This is a history of the Carver Bank in North Omaha, the first-ever Black-owned bank in Nebraska.
Amos Potter Scruggs (1875-1946) was a popular African American attorney and government official in Omaha from 1908 to 1934.
Black women have done all kinds of work as mothers, businesswomen, teachers, ministers, politicians, and in other roles to make the community great. This is a history of some of the notable African American women in North Omaha.
This is a history of an average house with an exceptional story at 5833 Florence Boulevard.
Some buildings are constructed, serve a purpose and then are demolished.
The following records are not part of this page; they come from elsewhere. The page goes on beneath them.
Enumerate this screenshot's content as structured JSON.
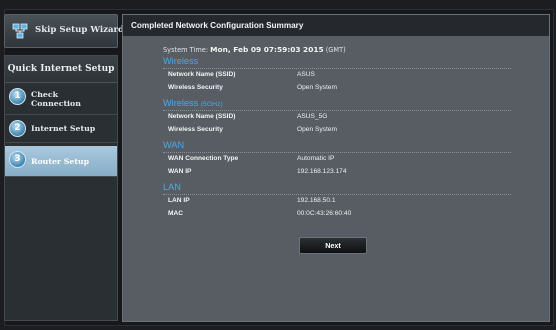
{
  "sidebar": {
    "skip_label": "Skip Setup Wizard",
    "panel_title": "Quick Internet Setup",
    "steps": [
      {
        "num": "1",
        "label_line1": "Check",
        "label_line2": "Connection"
      },
      {
        "num": "2",
        "label_line1": "Internet Setup",
        "label_line2": ""
      },
      {
        "num": "3",
        "label_line1": "Router Setup",
        "label_line2": ""
      }
    ],
    "active_step": 3
  },
  "main": {
    "title": "Completed Network Configuration Summary",
    "system_time_label": "System Time:",
    "system_time_value": "Mon, Feb 09 07:59:03 2015",
    "system_time_zone": "(GMT)",
    "sections": [
      {
        "title": "Wireless",
        "title_suffix": "",
        "rows": [
          {
            "key": "Network Name (SSID)",
            "value": "ASUS"
          },
          {
            "key": "Wireless Security",
            "value": "Open System"
          }
        ]
      },
      {
        "title": "Wireless",
        "title_suffix": "(5GHz)",
        "rows": [
          {
            "key": "Network Name (SSID)",
            "value": "ASUS_5G"
          },
          {
            "key": "Wireless Security",
            "value": "Open System"
          }
        ]
      },
      {
        "title": "WAN",
        "title_suffix": "",
        "rows": [
          {
            "key": "WAN Connection Type",
            "value": "Automatic IP"
          },
          {
            "key": "WAN IP",
            "value": "192.168.123.174"
          }
        ]
      },
      {
        "title": "LAN",
        "title_suffix": "",
        "rows": [
          {
            "key": "LAN IP",
            "value": "192.168.50.1"
          },
          {
            "key": "MAC",
            "value": "00:0C:43:26:60:40"
          }
        ]
      }
    ],
    "next_label": "Next"
  },
  "colors": {
    "section_heading": "#4fa9e6",
    "active_step_bg": "#9fc1d8",
    "panel_bg": "#575d62",
    "header_bg": "#25292d"
  },
  "icons": {
    "skip": "network-icon",
    "step": "numbered-circle-icon"
  }
}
Others seem to live several lifetimes by acting as a base for several enterprises and a hub for the community during different crises. Despite looking like its falling apart right now, one Lake Street building is such an institution, serving as an icon of change, sustainability and transformation in the community. This is is a history of the Webster Telephone Exchange Building.
Sitting on top of a hill on the western edge of North Omaha, the Omaha View School was one of the city’s earliest. Rebuilt on a new site in 1908, in 1910 it was renamed, too. Since then the school has had notable alumni, built the surrounding neighborhood up, and changed dramatically. This is a history of the Howard Kennedy Elementary School.
What do Fred Astaire, Roger and Gale Sayers, Bob Gibson, Bob Boozer, Michael Anania, Brenda Council, and former Omaha mayor Johnny Rosenblatt all have in common? Born in the Near North Side, each attended the same school. That same building is a neighborhood institution with deep roots going back at least 140 years in Omaha’s past. This is a history of North Omaha’s Kellom School.